It can be scary to hear about new laws that affect your line of work. Often this requires reconfiguring your business to be more compliant and making sure your salon is operating its business lawfully.
In this article, we will go over the Dynamex law and what you can take action on to make sure you understand the changes in their entirety. Note that this law only applies to California salons for now, and if you operate your business in a different state, be sure to check your Labor and Wage laws for more details.
Historically, there has been a misclassification of workers in the industry. Misclassification happens when managers in the industry are hiring workers without paying the price (usually in the form of taxes and wage compliance).This is typically because workers in the industry have managed to get away with not being taxed or not paying for taxes. In most cases this means that workers are unfairly bearing the costs for this — rather than salon owners.
In response to this, the law lays out an ‘ABC test’. This new rule has three conditions that require one to be classified as an employee.
We recommend that you apply this ABC test to each employee / worker / stylist / receptionist in your salon in order to ensure your salon will face no troubles in the future.
Here is the ABC test, straight from the ruling:
“(A) that the worker is free from the control and direction of the hirer in connection with the performance of the work, both under the contract for the performance of such work and in fact (B) that the worker performs work that is outside the usual course of the hiring entity’s business; (C) that the worker is customarily engaged in an independently established trade, occupation, or business of the same nature as the work performed for the hiring entity.”
If you need additional help interpreting this ABC rule to your specific use case, you can contact the California State Department Wage and Labor Department.
No More Independent Contractors in California
The bottom line of this ruling is that it will change the landscape for how independent contractors are classified. It will make it impossible for hair salons to classify their workers and stylists as independent contractors as they have done before.
This is because the ABC rule makes it almost impossible for California Hair salons to meet both the requirements and classify their staff as independent contractors. Dynamex theory illegalalizes booth renters in the state of California for most circumstances. How you ask? Most salons will not be able to meet portion “B”, which requires workers to perform work that is “outside the usual course of the hiring entity’s business.
Again, the law won’t affect rental salons unless a salon owner has INCORRECTLY been classifying the renters as independent contractors.

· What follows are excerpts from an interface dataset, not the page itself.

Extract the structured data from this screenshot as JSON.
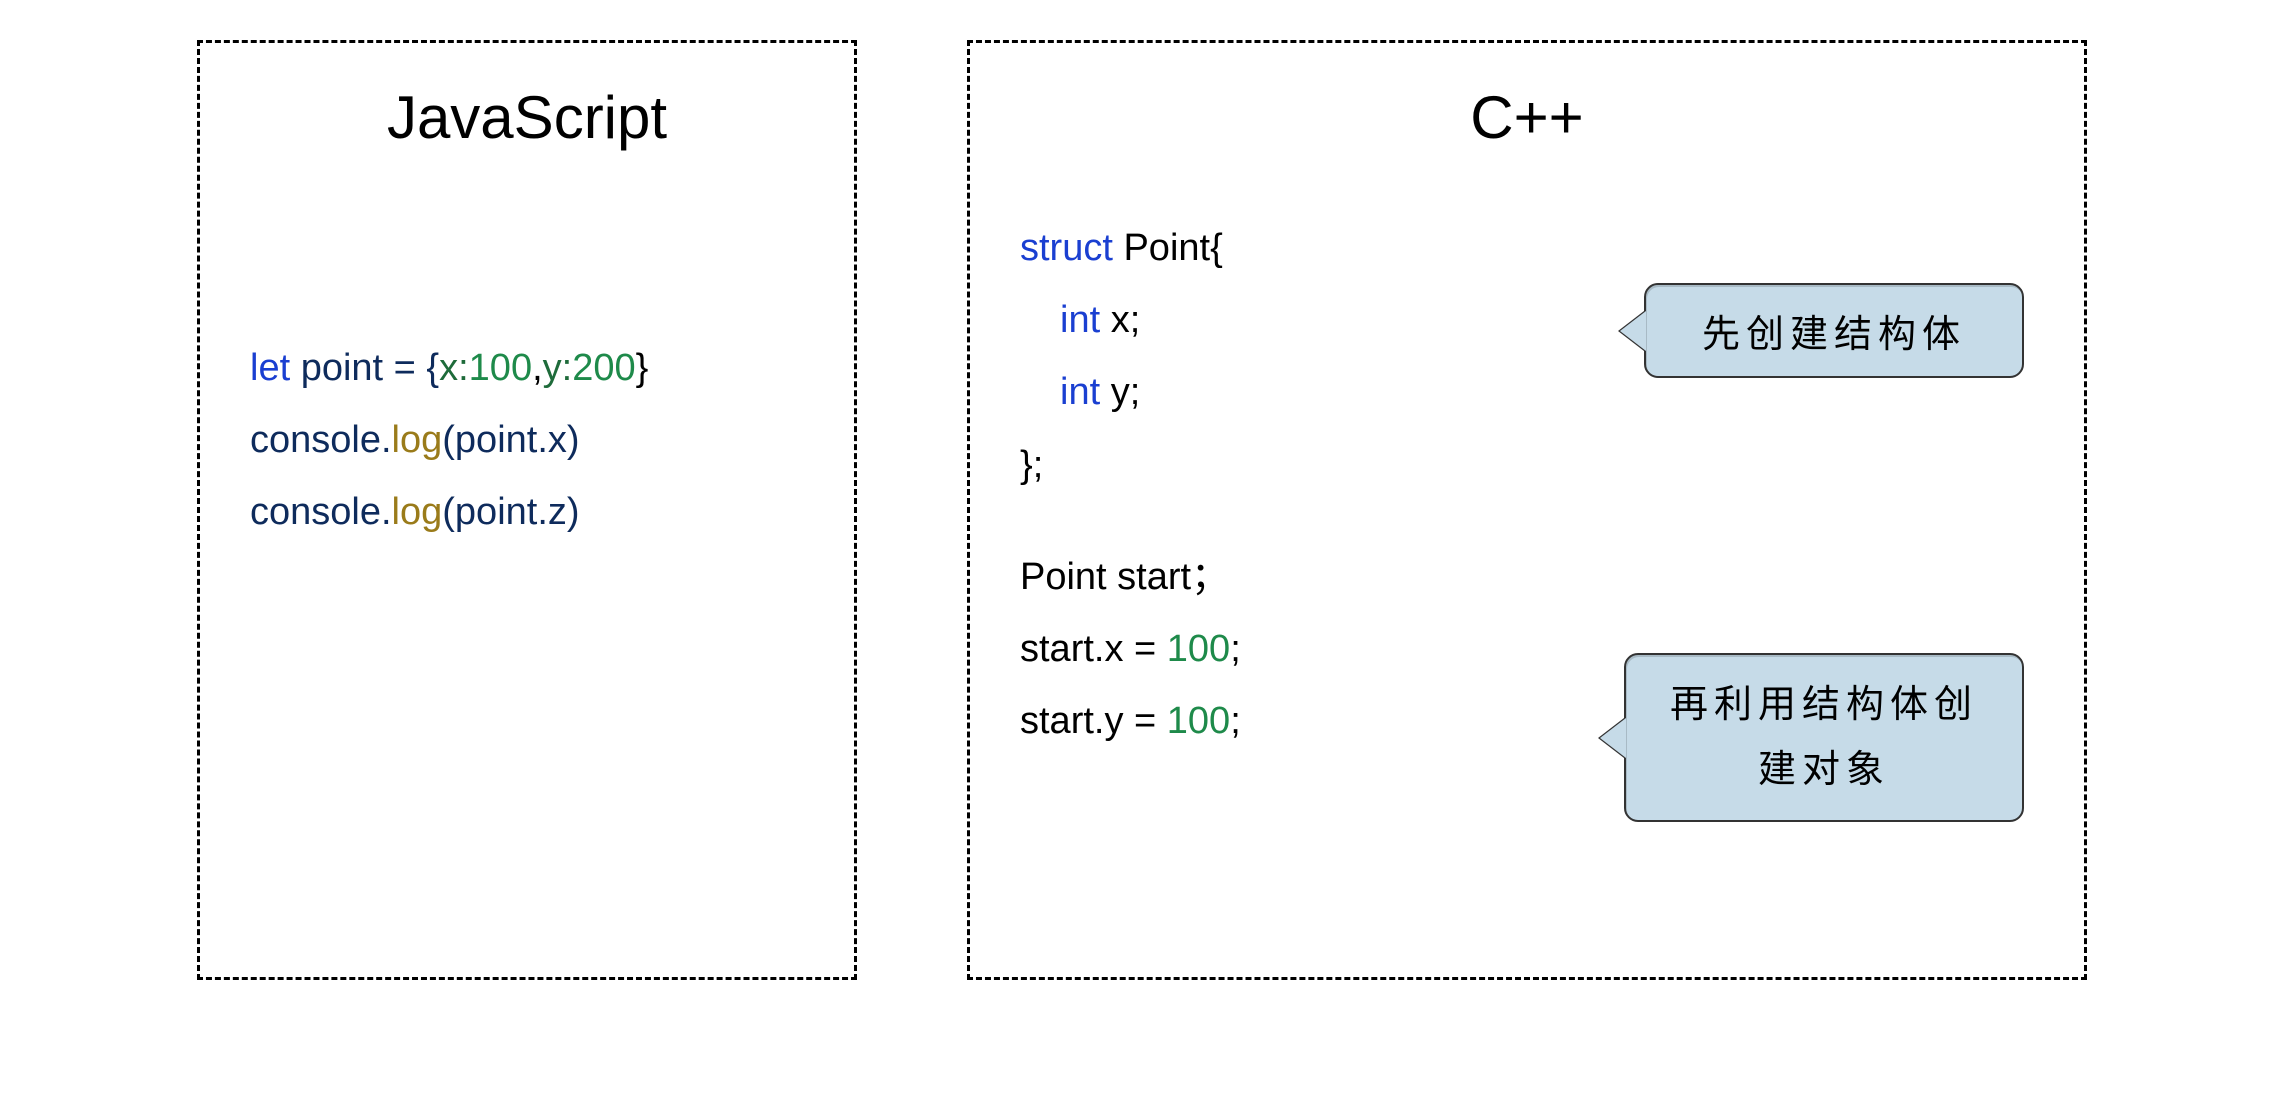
{
  "js": {
    "title": "JavaScript",
    "line1": {
      "kw": "let",
      "name": " point = {",
      "k1": "x:",
      "v1": "100",
      "sep": ",",
      "k2": "y:",
      "v2": "200",
      "end": "}"
    },
    "line2": {
      "obj": "console.",
      "fn": "log",
      "args": "(point.x)"
    },
    "line3": {
      "obj": "console.",
      "fn": "log",
      "args": "(point.z)"
    }
  },
  "cpp": {
    "title": "C++",
    "struct": {
      "kw": "struct",
      "name": " Point{",
      "f1kw": "int",
      "f1nm": " x;",
      "f2kw": "int",
      "f2nm": " y;",
      "end": "};"
    },
    "usage": {
      "decl": "Point start；",
      "a1l": "start.x = ",
      "a1v": "100",
      "a1e": ";",
      "a2l": "start.y = ",
      "a2v": "100",
      "a2e": ";"
    },
    "callout1": "先创建结构体",
    "callout2": "再利用结构体创建对象"
  }
}
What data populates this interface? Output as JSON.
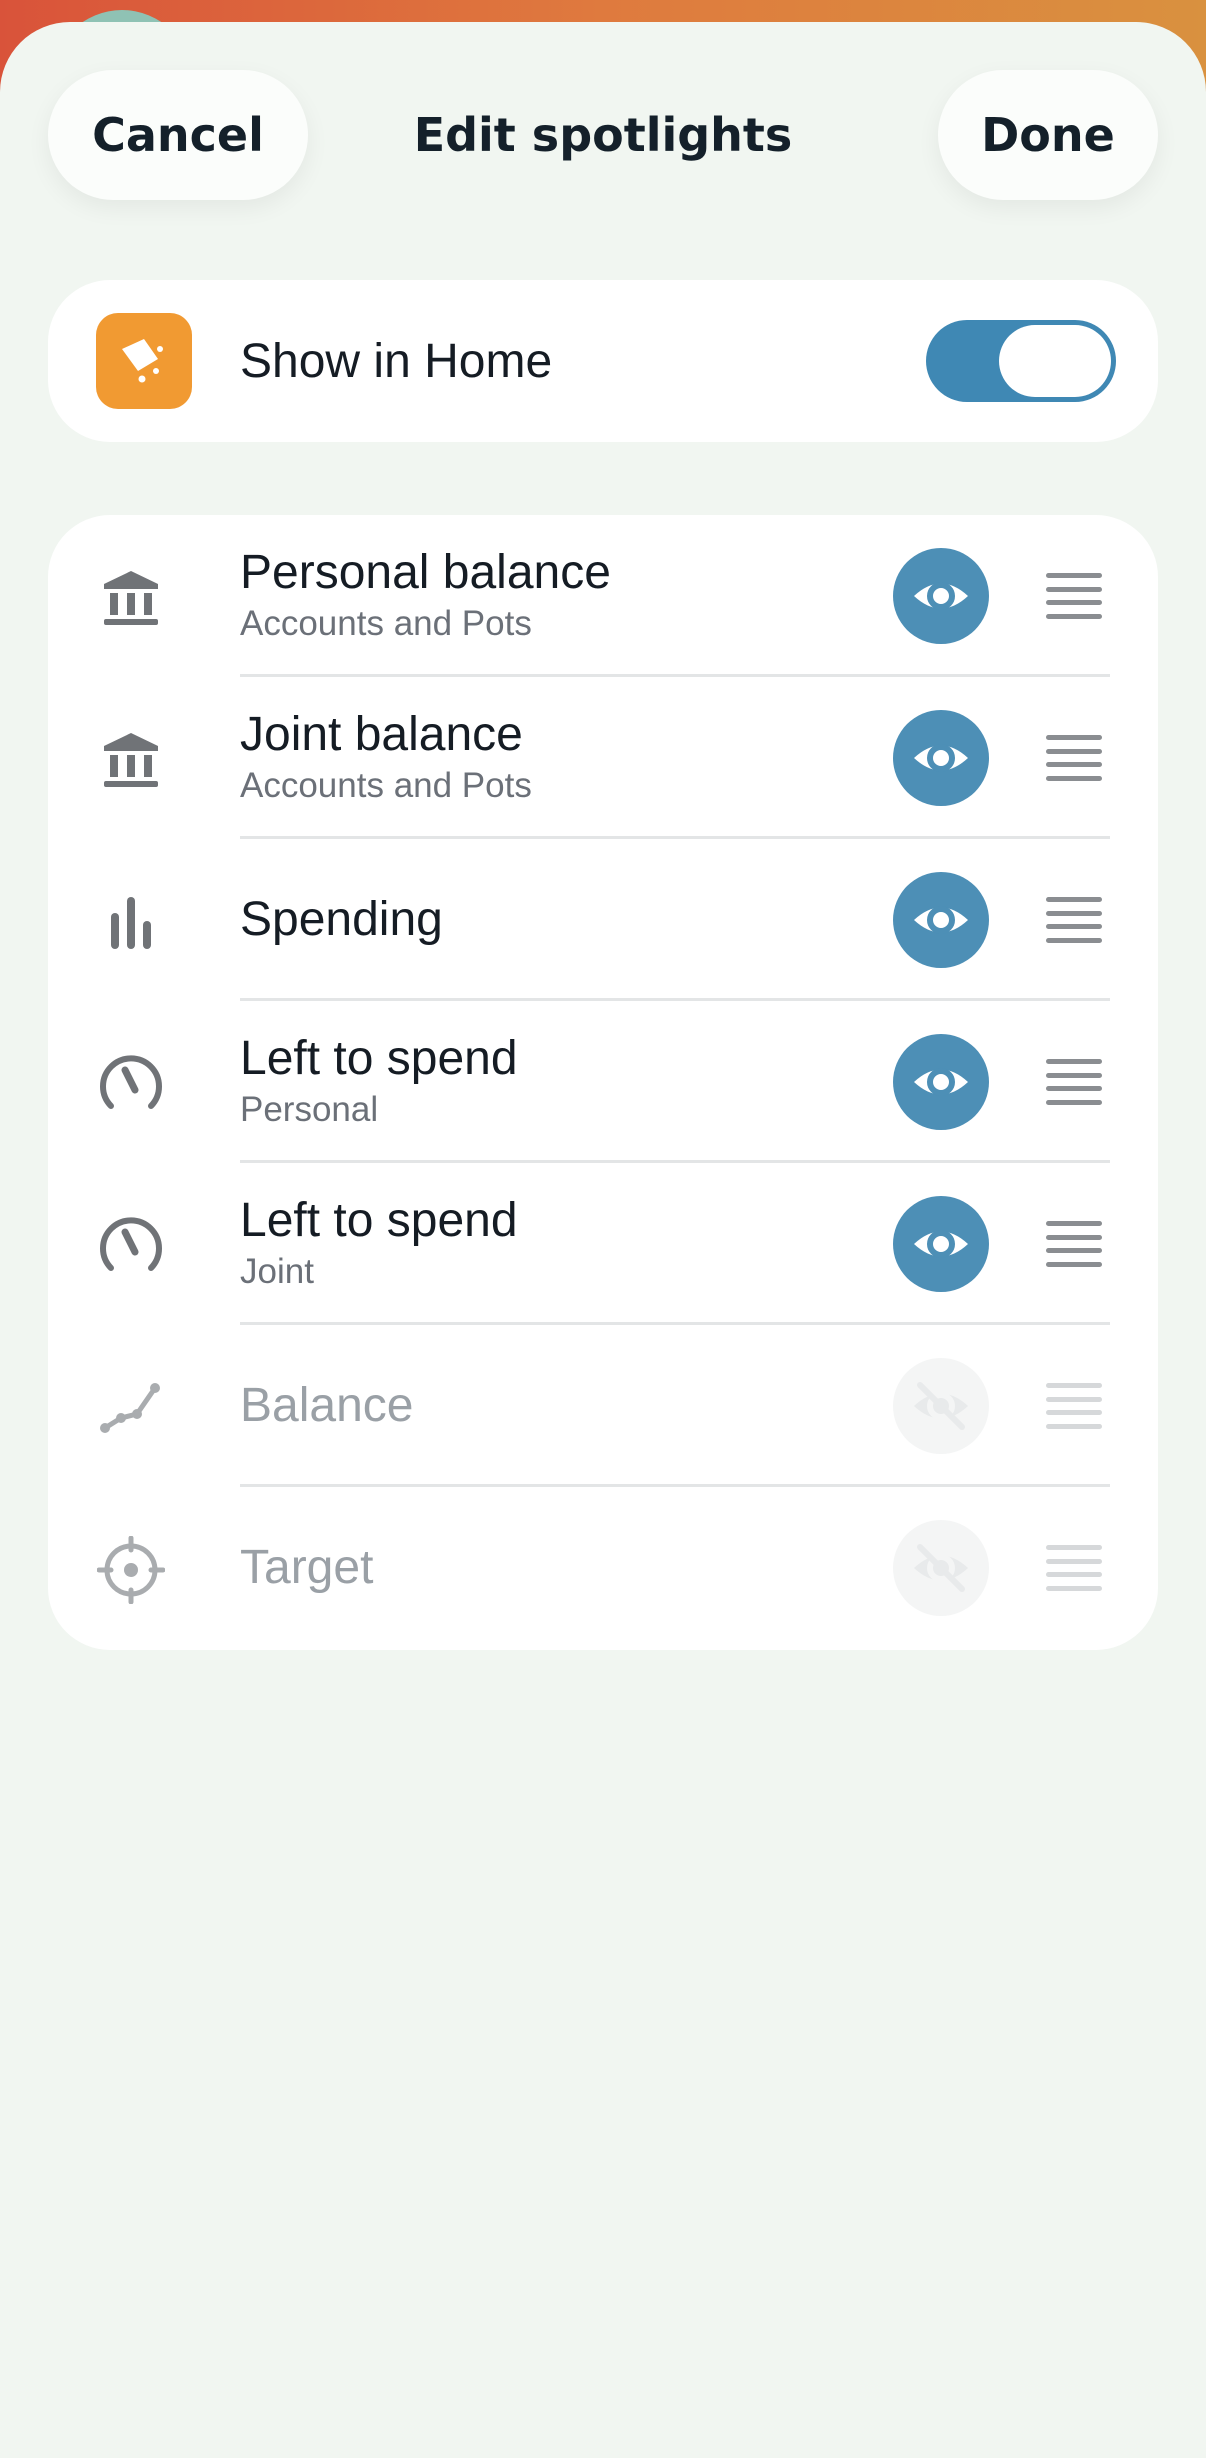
{
  "header": {
    "cancel_label": "Cancel",
    "title": "Edit spotlights",
    "done_label": "Done"
  },
  "show_in_home": {
    "label": "Show in Home",
    "enabled": true
  },
  "spotlights": [
    {
      "title": "Personal balance",
      "subtitle": "Accounts and Pots",
      "icon": "bank-icon",
      "visible": true
    },
    {
      "title": "Joint balance",
      "subtitle": "Accounts and Pots",
      "icon": "bank-icon",
      "visible": true
    },
    {
      "title": "Spending",
      "subtitle": "",
      "icon": "bar-chart-icon",
      "visible": true
    },
    {
      "title": "Left to spend",
      "subtitle": "Personal",
      "icon": "gauge-icon",
      "visible": true
    },
    {
      "title": "Left to spend",
      "subtitle": "Joint",
      "icon": "gauge-icon",
      "visible": true
    },
    {
      "title": "Balance",
      "subtitle": "",
      "icon": "line-graph-icon",
      "visible": false
    },
    {
      "title": "Target",
      "subtitle": "",
      "icon": "target-icon",
      "visible": false
    }
  ],
  "colors": {
    "accent": "#4d8fb6",
    "toggle": "#3f88b4",
    "app_icon": "#f19a32"
  }
}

Definition of a renter: In a proper, legal rental salon, renters collect their own money from the clients and they pay the landlord rent checks for their statements. Additionally, the landlord receives 1099s from their tenants yearly to mark the rent the tenants have paid.
Definition of an independent contractor: An independent contractor is compensated by the hiring entity (the person/business who they have a work agreement with). This is the same hiring entity that issues the 1099 to the independent contractor. Furthermore, the hiring entity must be able to prove the independent contractor meets the standards set forth in the ABC test.
Main differences between renters and an independent contractors
Here are the key differences between renters and independent contractors:
A renter signs a lease, similar to in an apartment, which gives them the right to conduct business in the rental area. They mainly run their business without any control or interference from landlord
Independent contractors sign work agreements and are responsible for attaining a result in accordance with an agreement that is set up by a hiring entity and the contractor
The problem was that we frequently saw salons misuse the classification because they would have independent contractors in their salons and controlling them like employees, which in theory goes against the definition. They would do this to be exempt from other fees/additional money, such as income and employee taxes they would have had to pay if they are hiring employees.
It is a good idea to know how your salon will change before the law is enacted so you have the correct procedures in place to save you from a shakeup. The ABC test will determine everything and contains all that you need to know.
It will also add more stringent enforcement of the definition of independent contractors vs. renters. This will allow for more fairness in regulations and will make sure everyone is being taxed fairly as they should.